---- Records shown

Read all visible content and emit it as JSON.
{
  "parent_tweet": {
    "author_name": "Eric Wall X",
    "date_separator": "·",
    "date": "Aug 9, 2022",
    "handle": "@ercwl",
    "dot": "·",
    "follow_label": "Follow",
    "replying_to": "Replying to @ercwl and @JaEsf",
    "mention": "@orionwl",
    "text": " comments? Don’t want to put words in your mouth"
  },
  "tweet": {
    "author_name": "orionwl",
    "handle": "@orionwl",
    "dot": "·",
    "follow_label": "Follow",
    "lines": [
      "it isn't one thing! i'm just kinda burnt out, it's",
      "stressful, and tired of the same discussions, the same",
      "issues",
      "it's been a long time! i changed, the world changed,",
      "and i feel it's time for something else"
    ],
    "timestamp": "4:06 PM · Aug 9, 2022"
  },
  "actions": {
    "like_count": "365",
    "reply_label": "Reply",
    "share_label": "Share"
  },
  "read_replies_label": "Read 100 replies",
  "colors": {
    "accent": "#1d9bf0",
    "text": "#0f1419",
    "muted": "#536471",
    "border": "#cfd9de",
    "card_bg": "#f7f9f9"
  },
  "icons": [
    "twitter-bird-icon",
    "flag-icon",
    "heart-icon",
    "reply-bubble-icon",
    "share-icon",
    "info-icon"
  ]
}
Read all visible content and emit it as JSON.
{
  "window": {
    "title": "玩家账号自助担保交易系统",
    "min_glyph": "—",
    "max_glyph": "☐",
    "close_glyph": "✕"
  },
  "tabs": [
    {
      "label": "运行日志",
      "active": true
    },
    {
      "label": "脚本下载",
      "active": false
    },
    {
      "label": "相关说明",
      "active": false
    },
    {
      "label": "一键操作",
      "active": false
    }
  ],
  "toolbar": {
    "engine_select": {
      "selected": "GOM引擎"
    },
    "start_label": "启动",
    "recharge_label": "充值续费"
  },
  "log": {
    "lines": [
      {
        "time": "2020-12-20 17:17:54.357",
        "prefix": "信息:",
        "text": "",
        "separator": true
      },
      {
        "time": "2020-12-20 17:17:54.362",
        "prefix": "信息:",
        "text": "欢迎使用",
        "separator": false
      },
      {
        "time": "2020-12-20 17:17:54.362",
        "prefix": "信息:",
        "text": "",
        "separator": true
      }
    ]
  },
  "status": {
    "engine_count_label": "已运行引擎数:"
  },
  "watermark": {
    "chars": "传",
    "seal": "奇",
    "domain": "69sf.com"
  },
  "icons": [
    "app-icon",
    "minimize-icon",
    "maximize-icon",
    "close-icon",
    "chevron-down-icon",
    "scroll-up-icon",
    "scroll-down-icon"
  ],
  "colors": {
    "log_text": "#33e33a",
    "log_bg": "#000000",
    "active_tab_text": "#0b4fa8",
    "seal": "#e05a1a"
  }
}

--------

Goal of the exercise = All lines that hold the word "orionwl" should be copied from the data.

Answer to the exercise =
    "mention": "@orionwl",
    "author_name": "orionwl",
    "handle": "@orionwl",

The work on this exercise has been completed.